Medical services in Sihanoukville are very limited and basic. The best medical service is offered by the CT Clinic or Sihanoukville International Clinic. These are the only clinics trusted by expats who live in Sihanoukville. The public hospital should be avoided at all costs, as it is terrible. In case of major illness or injury evacuation is necessary.
HIV/AIDS is nowhere near as prevalent as it was, but the infection rate is still relatively high within certain high risk groups such as female sex workers. In 2016 the infection rate for brothel-based female sex workers was estimated to be 14.7%, but government initiatives have raised the rate of correct and consistent condom use to over 90%. However, many sex workers are now operating outside of brothels, so the rate could be significantly higher in this group.
Sihanoukville's area code is 034.

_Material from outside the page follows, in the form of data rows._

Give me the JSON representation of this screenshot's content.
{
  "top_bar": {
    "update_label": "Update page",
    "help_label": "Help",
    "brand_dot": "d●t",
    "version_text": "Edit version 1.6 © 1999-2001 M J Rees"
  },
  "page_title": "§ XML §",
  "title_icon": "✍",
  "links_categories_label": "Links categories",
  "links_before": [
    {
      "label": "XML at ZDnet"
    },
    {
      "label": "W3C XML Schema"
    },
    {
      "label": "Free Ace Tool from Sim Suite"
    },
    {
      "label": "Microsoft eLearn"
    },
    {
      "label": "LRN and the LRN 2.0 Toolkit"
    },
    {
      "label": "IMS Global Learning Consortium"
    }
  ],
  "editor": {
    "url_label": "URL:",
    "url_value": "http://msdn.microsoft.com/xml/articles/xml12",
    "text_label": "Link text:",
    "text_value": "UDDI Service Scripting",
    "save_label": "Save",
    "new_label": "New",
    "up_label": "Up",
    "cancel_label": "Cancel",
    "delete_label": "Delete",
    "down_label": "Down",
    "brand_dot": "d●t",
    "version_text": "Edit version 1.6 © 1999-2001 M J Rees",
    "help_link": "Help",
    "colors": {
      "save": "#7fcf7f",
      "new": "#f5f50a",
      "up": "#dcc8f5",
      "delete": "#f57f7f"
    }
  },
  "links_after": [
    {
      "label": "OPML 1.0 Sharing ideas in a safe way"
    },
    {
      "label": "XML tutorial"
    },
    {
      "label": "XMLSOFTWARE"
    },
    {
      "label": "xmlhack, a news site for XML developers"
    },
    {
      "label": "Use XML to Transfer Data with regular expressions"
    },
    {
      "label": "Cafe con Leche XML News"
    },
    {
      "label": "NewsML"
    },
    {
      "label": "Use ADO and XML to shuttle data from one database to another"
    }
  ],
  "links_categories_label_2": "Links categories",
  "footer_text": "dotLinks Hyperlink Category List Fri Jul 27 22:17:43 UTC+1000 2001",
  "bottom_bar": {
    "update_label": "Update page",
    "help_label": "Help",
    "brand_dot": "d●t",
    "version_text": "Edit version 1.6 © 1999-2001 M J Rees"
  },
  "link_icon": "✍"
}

There are many Internet cafes and some guesthouses and many hotels offer Internet access. Many now have Wi-Fi, some for free.
The new main Post Office is near the Victory Park on the left hand side of the road as you go to Victory Hill. There is also a branch at the market downtown, but here you can only leave your postcards during office hours, as it does not feature an outdoor mailbox.
- Vietnamese Consulate (On Ekareach St). M-F 08:00-12:00, 14:00-16:00; Sa 08:00-12:00. Issues 30-day tourist visas for pick up at 10:00 the next morning. In Feb 2014 applicants arriving after 12:00 are charged an additional US$5 to have their visas processed same day. US$60 for a 30 day single entry visa (Feb 2015); US$80 for 30 day double entry (Feb 2014).
- Bokor National Park – An abandoned French hill station near Kampot which was a popular destination in the 1920s
- Koh Kong
- Koh Rong
- Koh Rung Sanloem
- Koh Russei
- Bangkok via Trat Thailand – Minibuses offer direct service for US$35
- Ko Chang, Thailand – Minibuses offer direct service to the ferry crossing
- Siem Reap – 12 hr by day or overnight bus. The price is US$17-18 (July 2015) and they will not negotiate (probably due to cartel). If you take the night bus, they will force you to sleep next to a stranger on a small single bed. If you are a big person they may force you to pay double.
|Routes through Sihanoukville|
|Phnom Penh ← Kampot ←||E W||→ END|